For the most part, the nature of the software will govern the kind of automation that you can use. The development methodology is, in my experience, secondary - the main difference I've seen between working agile and working waterfall is that everyone tends to work with smaller slices of functionality in an agile environment where a waterfall environment tends to deliver anything from a module to a complete application in one big chunk.
That said, in your position I'd be looking at specification documents as soon as you have access to them. These will help you to decide what areas of the project are best suited for regression automation, where you might want to focus for any load or stress testing, and even whether you want to build a setup automation suite.
The biggest difference the methodology makes in my opinion is that there's a tendency to hand a supposedly complete piece of code over for testing in a waterfall environment, which can make testing - and consequently automation - challenging because fixes usually take longer to be implemented and you may need some interesting workarounds. There could also be less testability built into the software (this isn't a given, but I've found it's more likely to happen in a waterfall environment than in an agile environment).

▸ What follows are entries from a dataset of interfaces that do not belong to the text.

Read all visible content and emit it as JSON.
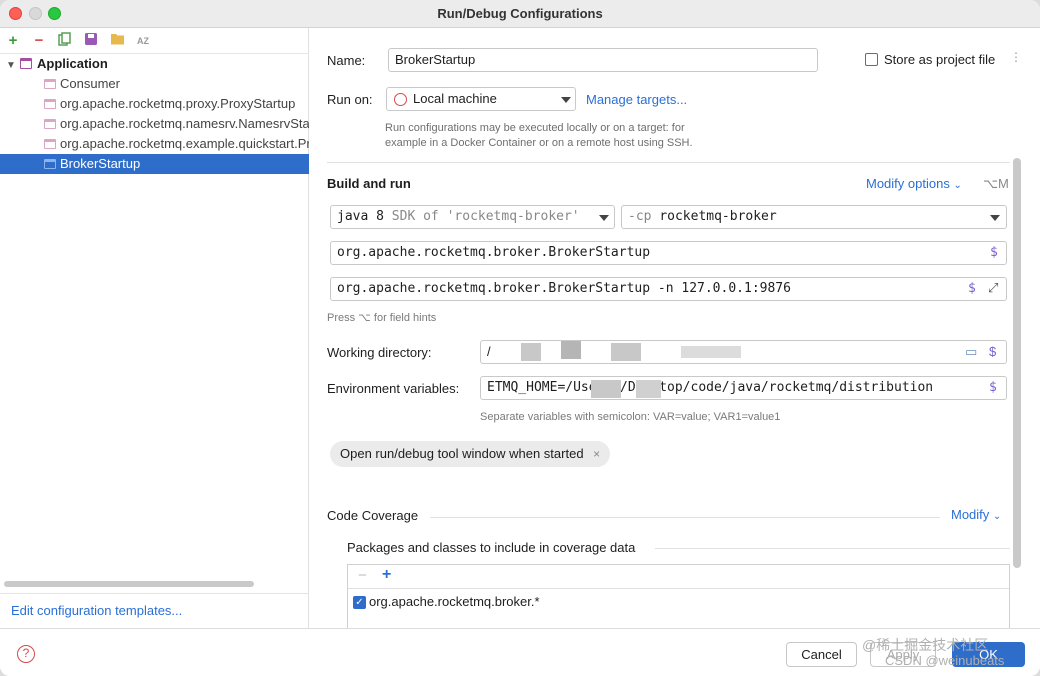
{
  "window": {
    "title": "Run/Debug Configurations"
  },
  "sidebar": {
    "toolbar": [
      "add-icon",
      "remove-icon",
      "copy-icon",
      "save-icon",
      "folder-icon",
      "sort-icon"
    ],
    "group": "Application",
    "items": [
      {
        "label": "Consumer",
        "selected": false
      },
      {
        "label": "org.apache.rocketmq.proxy.ProxyStartup",
        "selected": false
      },
      {
        "label": "org.apache.rocketmq.namesrv.NamesrvStartup",
        "selected": false
      },
      {
        "label": "org.apache.rocketmq.example.quickstart.Producer",
        "selected": false
      },
      {
        "label": "BrokerStartup",
        "selected": true
      }
    ],
    "edit_templates": "Edit configuration templates..."
  },
  "form": {
    "name_label": "Name:",
    "name_value": "BrokerStartup",
    "store_label": "Store as project file",
    "run_on_label": "Run on:",
    "run_on_value": "Local machine",
    "manage_targets": "Manage targets...",
    "run_hint_1": "Run configurations may be executed locally or on a target: for",
    "run_hint_2": "example in a Docker Container or on a remote host using SSH.",
    "build_run": "Build and run",
    "modify_options": "Modify options",
    "modify_shortcut": "⌥M",
    "sdk_main": "java 8",
    "sdk_sub": "SDK of 'rocketmq-broker'",
    "cp_flag": "-cp",
    "cp_value": "rocketmq-broker",
    "main_class": "org.apache.rocketmq.broker.BrokerStartup",
    "program_args": "org.apache.rocketmq.broker.BrokerStartup -n 127.0.0.1:9876",
    "field_hints": "Press ⌥ for field hints",
    "working_dir_label": "Working directory:",
    "working_dir_value": "/",
    "env_label": "Environment variables:",
    "env_value": "ETMQ_HOME=/Use   /   /Desktop/code/java/rocketmq/distribution",
    "env_hint": "Separate variables with semicolon: VAR=value; VAR1=value1",
    "chip_label": "Open run/debug tool window when started",
    "coverage_title": "Code Coverage",
    "coverage_modify": "Modify",
    "coverage_packages": "Packages and classes to include in coverage data",
    "coverage_item": "org.apache.rocketmq.broker.*"
  },
  "footer": {
    "cancel": "Cancel",
    "apply": "Apply",
    "ok": "OK",
    "watermark_1": "@稀土掘金技术社区",
    "watermark_2": "CSDN @weinubeats"
  }
}
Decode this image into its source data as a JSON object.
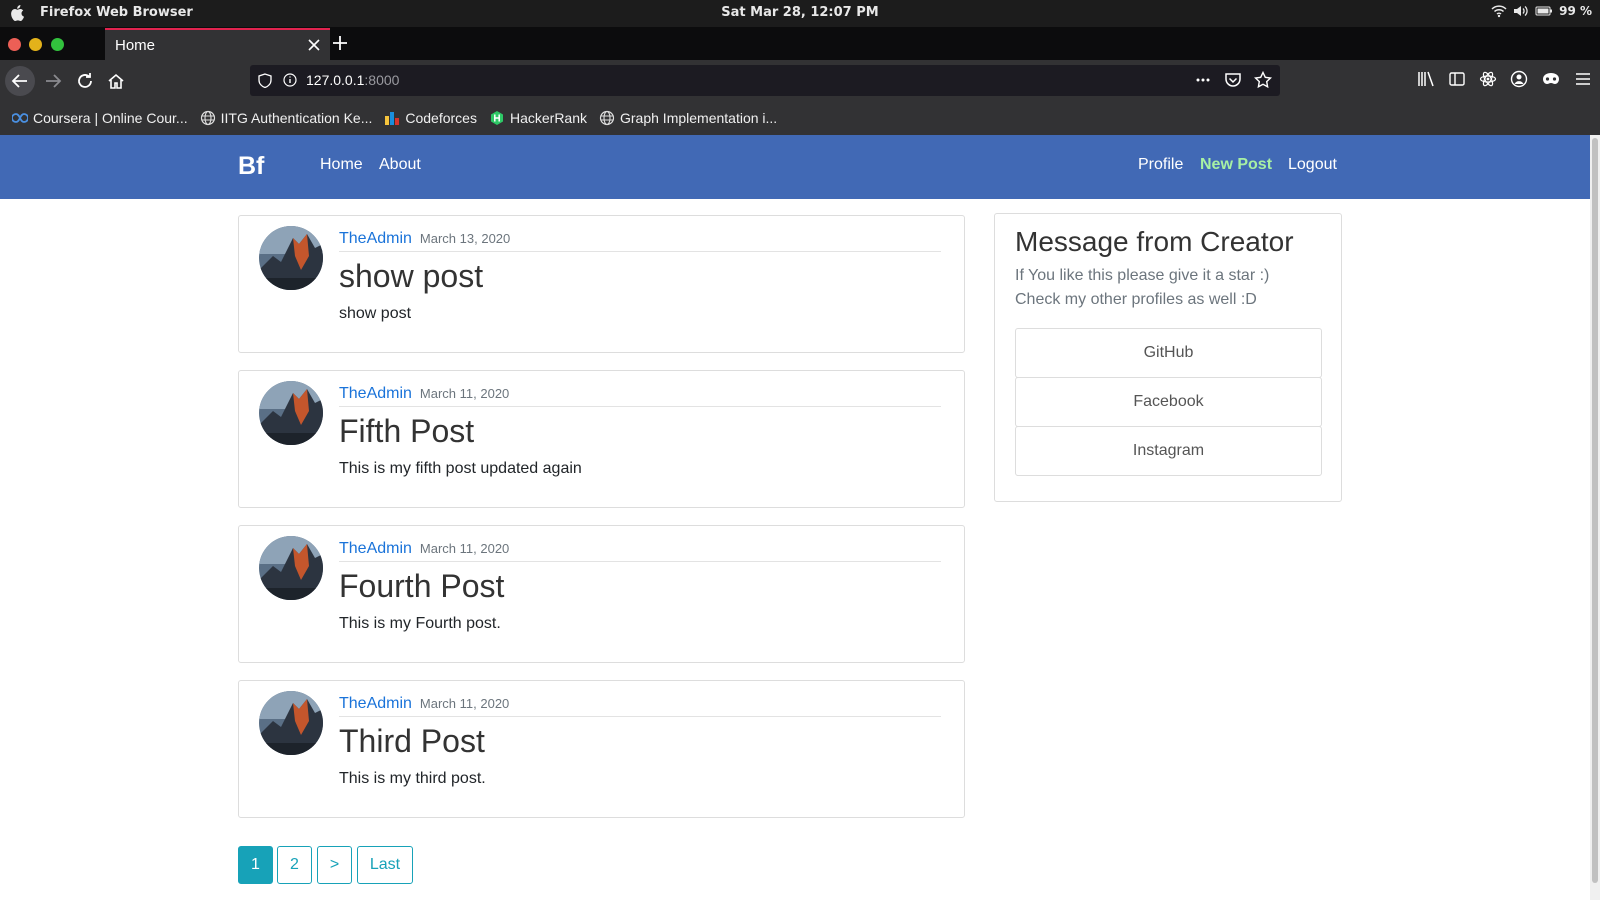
{
  "os": {
    "app_name": "Firefox Web Browser",
    "clock": "Sat Mar 28, 12:07 PM",
    "battery": "99 %"
  },
  "browser": {
    "tab_title": "Home",
    "url_host": "127.0.0.1",
    "url_port": ":8000",
    "bookmarks": [
      {
        "label": "Coursera | Online Cour...",
        "icon": "coursera-icon"
      },
      {
        "label": "IITG Authentication Ke...",
        "icon": "globe-icon"
      },
      {
        "label": "Codeforces",
        "icon": "codeforces-icon"
      },
      {
        "label": "HackerRank",
        "icon": "hackerrank-icon"
      },
      {
        "label": "Graph Implementation i...",
        "icon": "globe-icon"
      }
    ]
  },
  "site": {
    "brand": "Bf",
    "nav_left": [
      "Home",
      "About"
    ],
    "nav_right": [
      "Profile",
      "New Post",
      "Logout"
    ],
    "nav_highlight_color": "#a7f0a4",
    "navbar_color": "#4169b5"
  },
  "posts": [
    {
      "author": "TheAdmin",
      "date": "March 13, 2020",
      "title": "show post",
      "body": "show post"
    },
    {
      "author": "TheAdmin",
      "date": "March 11, 2020",
      "title": "Fifth Post",
      "body": "This is my fifth post updated again"
    },
    {
      "author": "TheAdmin",
      "date": "March 11, 2020",
      "title": "Fourth Post",
      "body": "This is my Fourth post."
    },
    {
      "author": "TheAdmin",
      "date": "March 11, 2020",
      "title": "Third Post",
      "body": "This is my third post."
    }
  ],
  "sidebar": {
    "title": "Message from Creator",
    "line1": "If You like this please give it a star :)",
    "line2": "Check my other profiles as well :D",
    "links": [
      "GitHub",
      "Facebook",
      "Instagram"
    ]
  },
  "pagination": {
    "items": [
      "1",
      "2",
      ">",
      "Last"
    ],
    "current": "1",
    "color": "#17a2b8"
  }
}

Other than that, you're likely to have a more or less hard deadline to work against, which will mean that any delays you encounter will mean less time for other things.

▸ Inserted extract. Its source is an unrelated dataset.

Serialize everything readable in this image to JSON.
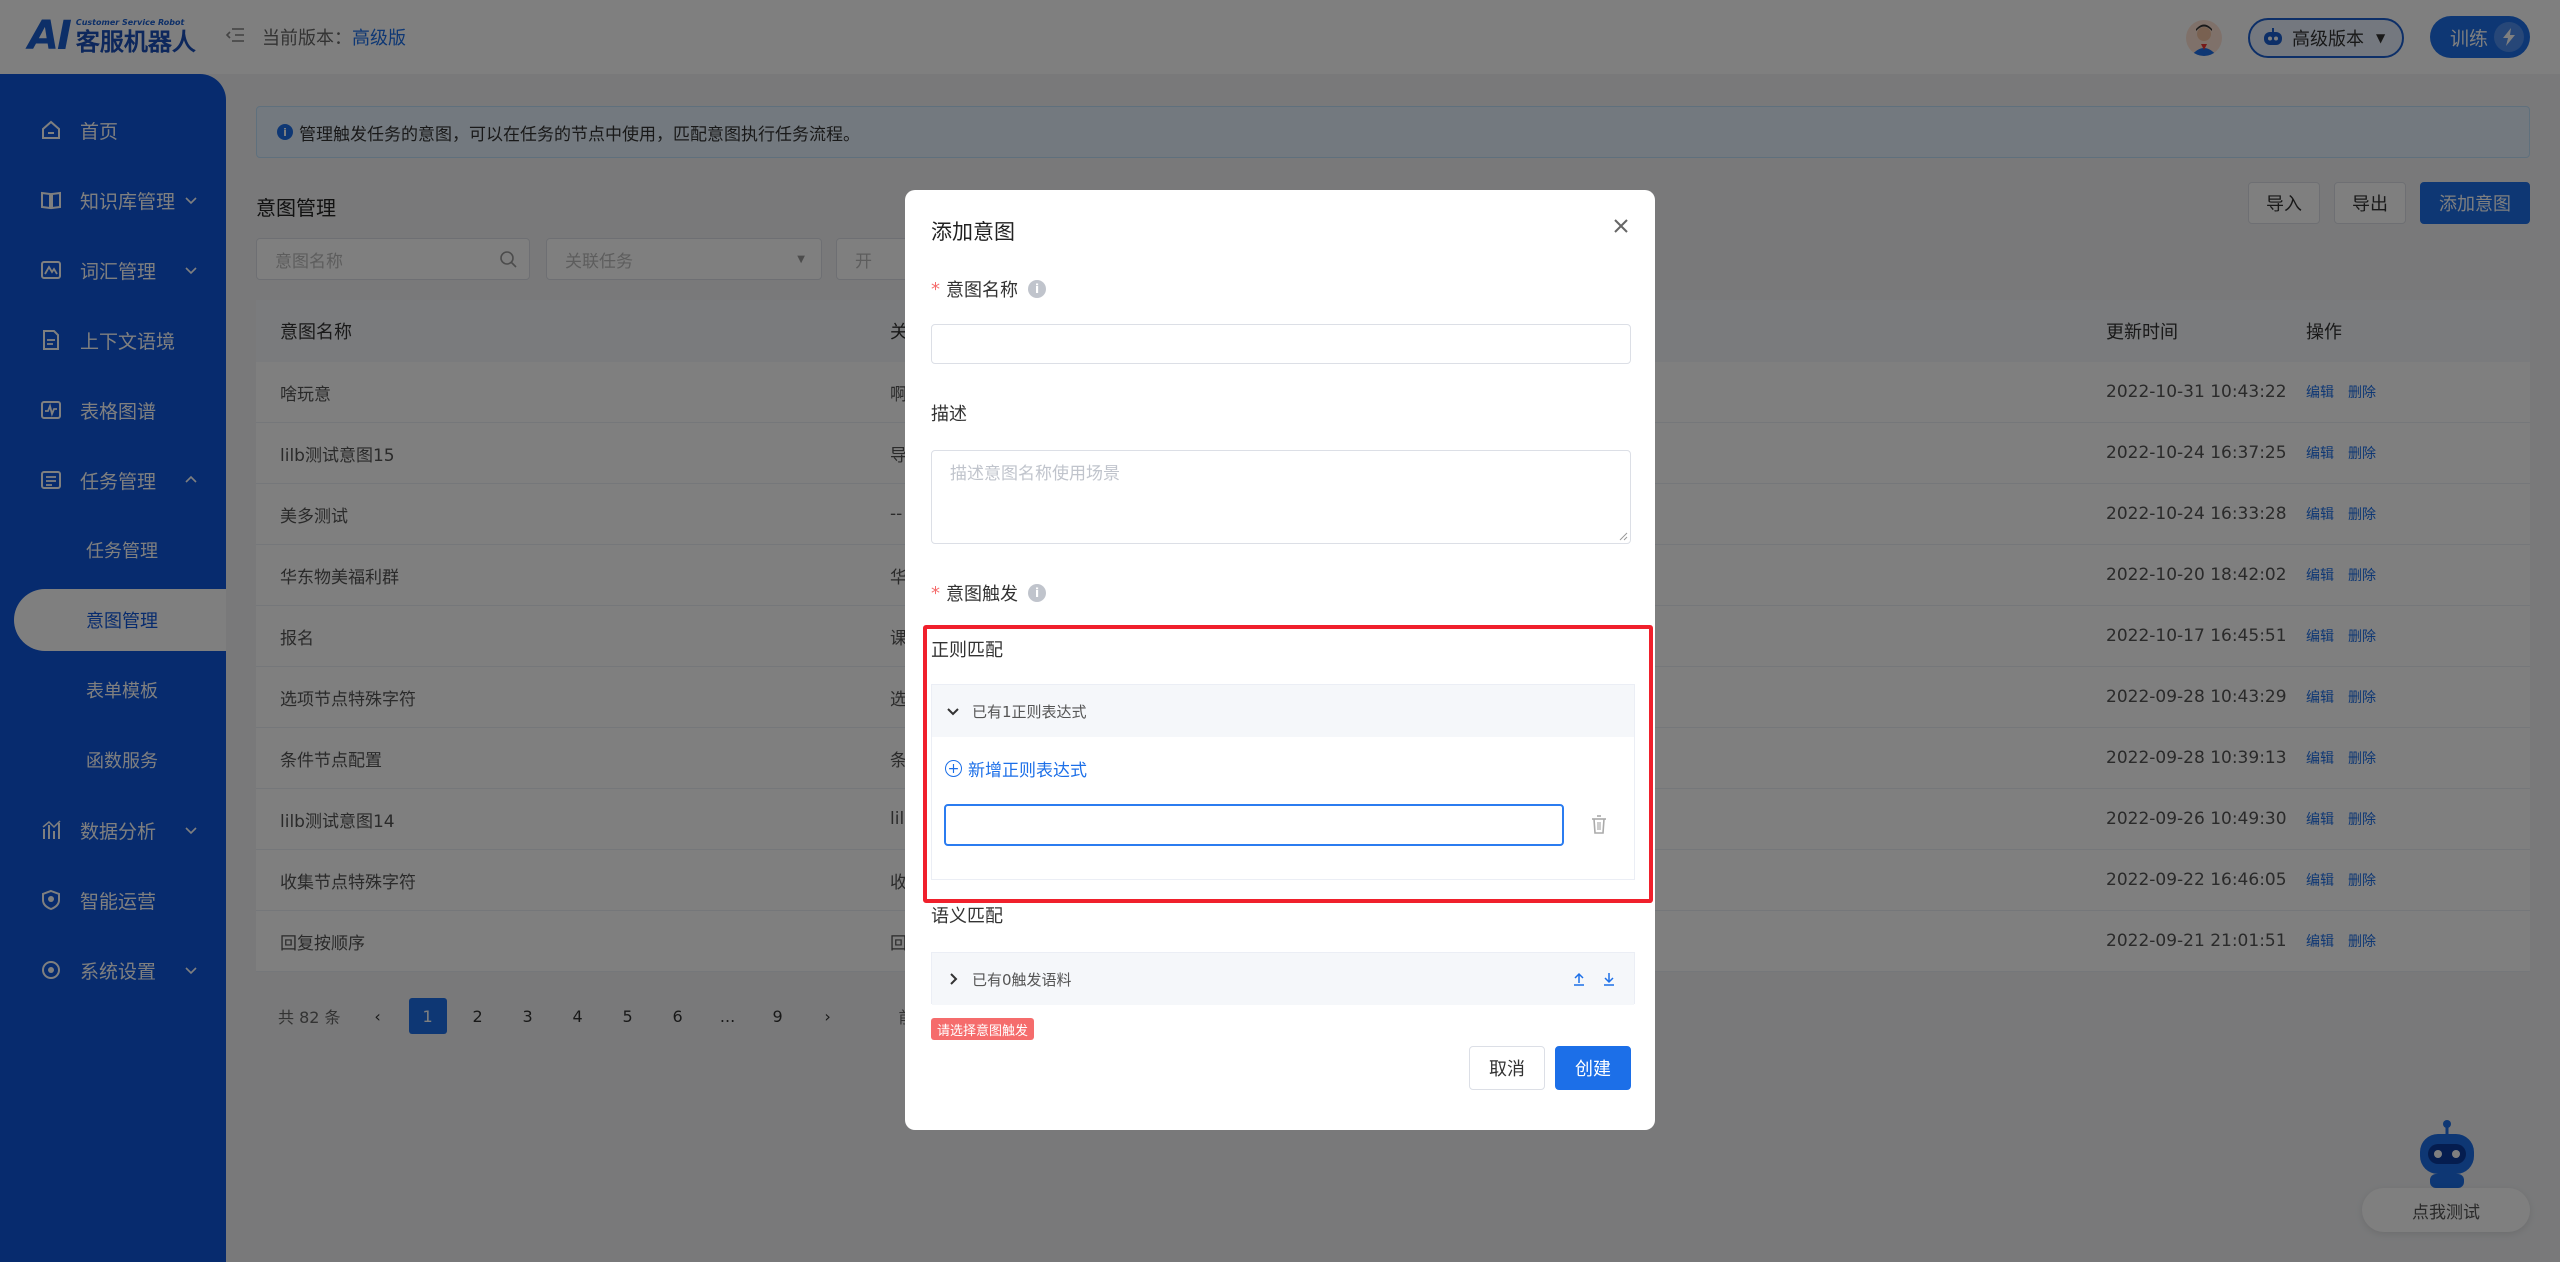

As long as you work with the nature of the software you're testing, you should be fine.